Antivirals are drugs used to treat COVID-19 that stop the virus from multiplying, which can help the body to overcome the infection and may help an individual to become better faster.

These medications should be taken in a short window of time after testing positive for COVID-19, so be sure to act quickly following a positive COVID-19 test.  In some provinces, pharmacists can prescribe the antivirals.

Monoclonal antibodies and antivirals are not a substitute for vaccination in individuals for whom COVID-19 vaccination is recommended.

Options available to the Immunocompromised Community

Prevention Treatment



Vaccines are the primary option for preventing COVID-19.  They work by causing the body to produce its own protection (antibodies) against the SARS-CoV-2 virus that causes COVID-19 infection.



Antivirals are drugs that stop the virus multiplying, which can help the body to overcome the infection, and may help a person get better faster.



Monoclonal Antibodies

Monoclonal Antibodies are proteins that work by attaching to specific targets on the virus that is causing infection, preventing the virus from entering and infecting the cells within your body.  This may help reduce the risk of the infection getting worse and/or reduce the risk of hospitalization.

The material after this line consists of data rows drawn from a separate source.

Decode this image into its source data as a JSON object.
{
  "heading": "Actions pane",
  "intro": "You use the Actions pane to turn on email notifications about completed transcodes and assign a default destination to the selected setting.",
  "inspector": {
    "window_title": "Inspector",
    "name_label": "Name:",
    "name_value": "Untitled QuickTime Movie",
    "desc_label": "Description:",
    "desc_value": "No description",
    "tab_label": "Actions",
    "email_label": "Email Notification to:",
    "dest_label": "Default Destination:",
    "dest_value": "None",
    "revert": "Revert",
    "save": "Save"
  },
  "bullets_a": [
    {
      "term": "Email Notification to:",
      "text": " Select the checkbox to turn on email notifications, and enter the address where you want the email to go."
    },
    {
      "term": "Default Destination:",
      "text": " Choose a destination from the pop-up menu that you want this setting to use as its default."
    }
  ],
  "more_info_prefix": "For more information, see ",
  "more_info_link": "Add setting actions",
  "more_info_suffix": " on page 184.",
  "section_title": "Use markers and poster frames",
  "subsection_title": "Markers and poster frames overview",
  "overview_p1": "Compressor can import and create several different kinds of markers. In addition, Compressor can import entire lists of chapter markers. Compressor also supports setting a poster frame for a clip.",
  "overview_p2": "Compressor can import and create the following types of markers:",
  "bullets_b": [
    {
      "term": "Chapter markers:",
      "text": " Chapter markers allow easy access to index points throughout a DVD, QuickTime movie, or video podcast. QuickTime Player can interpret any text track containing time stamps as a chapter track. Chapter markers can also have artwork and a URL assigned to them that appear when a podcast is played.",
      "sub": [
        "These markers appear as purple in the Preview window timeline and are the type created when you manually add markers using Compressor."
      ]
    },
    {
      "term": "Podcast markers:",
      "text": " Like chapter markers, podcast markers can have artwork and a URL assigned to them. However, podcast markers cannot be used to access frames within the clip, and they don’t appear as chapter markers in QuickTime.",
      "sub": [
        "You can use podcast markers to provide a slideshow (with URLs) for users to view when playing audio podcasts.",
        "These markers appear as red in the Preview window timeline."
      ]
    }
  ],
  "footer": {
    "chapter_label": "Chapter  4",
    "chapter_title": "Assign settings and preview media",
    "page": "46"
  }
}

CARP encourages everyone to keep up with the recommended vaccine schedule for COVID-19 and to speak to your health care professional about all of the options available to help protect you from a virus that has not gone away and poses its greatest risk to older adults and those who are immune compromised.